1. Humbling personal stories. As a general rule, an audience will envy someone “above” them, connect with someone “like” them, and support someone “below” them. Any degree of arrogance will result in a disengaged audience. Comedians often open up their acts by sharing a humbling or even humiliating story. Not only is it funny, but it shows the audience that they are just a regular Joe. And regular Joes get support from the audience.

2. Just say no to PowerPoint. How often do you see a comedian using the PowerPoint crutch? Pretty much never. Unless, of course, they are making fun of PowerPoint. Comedians know that the best pictures are the ones that you draw in people’s minds.

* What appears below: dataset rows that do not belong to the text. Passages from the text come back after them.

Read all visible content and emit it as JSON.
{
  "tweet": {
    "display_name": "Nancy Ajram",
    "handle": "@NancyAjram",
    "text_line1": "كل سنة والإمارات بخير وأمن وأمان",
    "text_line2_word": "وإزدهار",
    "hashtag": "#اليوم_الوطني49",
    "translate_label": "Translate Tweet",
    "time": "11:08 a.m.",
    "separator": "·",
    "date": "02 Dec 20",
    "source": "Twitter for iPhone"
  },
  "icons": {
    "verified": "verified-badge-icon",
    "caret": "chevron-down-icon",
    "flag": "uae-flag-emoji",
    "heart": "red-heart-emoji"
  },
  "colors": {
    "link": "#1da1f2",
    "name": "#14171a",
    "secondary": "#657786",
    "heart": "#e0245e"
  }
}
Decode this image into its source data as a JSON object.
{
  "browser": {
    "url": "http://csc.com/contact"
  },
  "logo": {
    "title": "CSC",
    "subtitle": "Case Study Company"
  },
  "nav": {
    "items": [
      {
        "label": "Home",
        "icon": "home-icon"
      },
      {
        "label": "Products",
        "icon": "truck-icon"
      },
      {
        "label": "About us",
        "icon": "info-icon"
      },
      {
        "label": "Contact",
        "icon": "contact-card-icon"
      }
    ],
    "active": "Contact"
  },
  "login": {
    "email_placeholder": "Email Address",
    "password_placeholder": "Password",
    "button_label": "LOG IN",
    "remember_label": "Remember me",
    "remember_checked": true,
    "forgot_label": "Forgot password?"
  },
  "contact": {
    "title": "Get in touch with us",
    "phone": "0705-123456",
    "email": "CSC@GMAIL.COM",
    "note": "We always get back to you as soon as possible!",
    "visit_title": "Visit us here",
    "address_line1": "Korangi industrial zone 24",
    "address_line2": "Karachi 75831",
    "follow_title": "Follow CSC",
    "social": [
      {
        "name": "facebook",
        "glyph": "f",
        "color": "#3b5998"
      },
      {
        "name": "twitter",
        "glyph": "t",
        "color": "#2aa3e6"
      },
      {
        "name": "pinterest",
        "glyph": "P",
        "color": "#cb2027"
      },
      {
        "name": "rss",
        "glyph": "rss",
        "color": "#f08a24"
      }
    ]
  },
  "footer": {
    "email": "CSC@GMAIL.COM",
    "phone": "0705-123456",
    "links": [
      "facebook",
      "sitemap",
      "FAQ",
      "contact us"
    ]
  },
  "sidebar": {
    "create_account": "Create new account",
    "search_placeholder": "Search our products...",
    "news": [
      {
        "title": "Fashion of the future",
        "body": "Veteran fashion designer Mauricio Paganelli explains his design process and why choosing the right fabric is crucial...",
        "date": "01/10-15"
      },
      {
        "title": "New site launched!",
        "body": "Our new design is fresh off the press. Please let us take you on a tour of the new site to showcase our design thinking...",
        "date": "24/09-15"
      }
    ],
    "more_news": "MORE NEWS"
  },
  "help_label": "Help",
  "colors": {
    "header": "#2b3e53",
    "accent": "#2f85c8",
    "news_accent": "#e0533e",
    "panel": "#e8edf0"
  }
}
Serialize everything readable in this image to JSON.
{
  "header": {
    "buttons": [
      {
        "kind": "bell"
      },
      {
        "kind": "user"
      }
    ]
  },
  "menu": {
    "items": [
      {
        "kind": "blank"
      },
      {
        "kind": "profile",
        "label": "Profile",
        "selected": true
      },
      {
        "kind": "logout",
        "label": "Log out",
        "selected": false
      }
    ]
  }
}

They also know that they want the audience looking at them, not trying to read a screen. Comedians use detailed descriptions, storytelling, body movement, voice tonality and props (that microphone stand can serve a million purposes).

3. Gesticulation. They say that the spoken word is only 5 percent of communication (Personally, I don’t know who “they” are, but I think they are right.) The remainder of communication is in our tone, pitch, facial gestures, and body movements. Comedians know that on stage, it is hard for people to see the minor expressions (e.g., subtle facial expressions), so they make big movements. Every body movement and facial expression is exaggerated so even the person with the worst seats in the house can see it clearly.

4. Laugh-cry-laugh. Like waves rolling in from the ocean, comedians know that the most engaged audiences need to have a release (laughter) and a recovery (a moment of calmness) before the next release (laughing again). As a public speaker, you may even want to move your audience through a little more of an emotional roller coaster. The laughing and crying keeps them connected and opens them up for you to deliver your knowledge and lessons.

5. No lectern. How often do you see comedians using a lectern? That’s right—never! A lectern serves no other purpose than to hide a speaker’s fidgety hands from the audience. The lectern is nothing but a big fat crutch. Avoid it like the plague, unless you use it as a prop.

6. No notes. When was the last time you saw a comedian pull out a notecard to see what their next joke was? A great speech is a prepared speech. Comedians practice their routines over and over, and you must do the same. You can use different mnemonic memory techniques to remember even the most complex speeches. Remember, if you take your eyes off of your audience, they will take their eyes off you. And that creates a disastrous speaking situation.

BONUS:

7. The loop-back. Ever notice that most comedians wrap up their routines by referencing some jokes from earlier on in their routine. I call this method “the loop-back.” Often these jokes come across as the funniest, because they reference something familiar (another joke from earlier in the routine). In the closing of your speech, make sure your refer back to the core content they just learned.

Just because comedians are master public speakers doesn’t mean you need to be a comedian to kill on stage. You aren’t even required to tell jokes (but a few thrown in here and there will surely help). Start to observe the techniques comedians use, and employ them in your own presentations. Set your DVR to record some stand-up material on Comedy Central or HBO and study it. If nothing else, you’ll at least have a few laughs during your training.

Who is your favorite comedian and what public-speaking tips can you learn from he or she?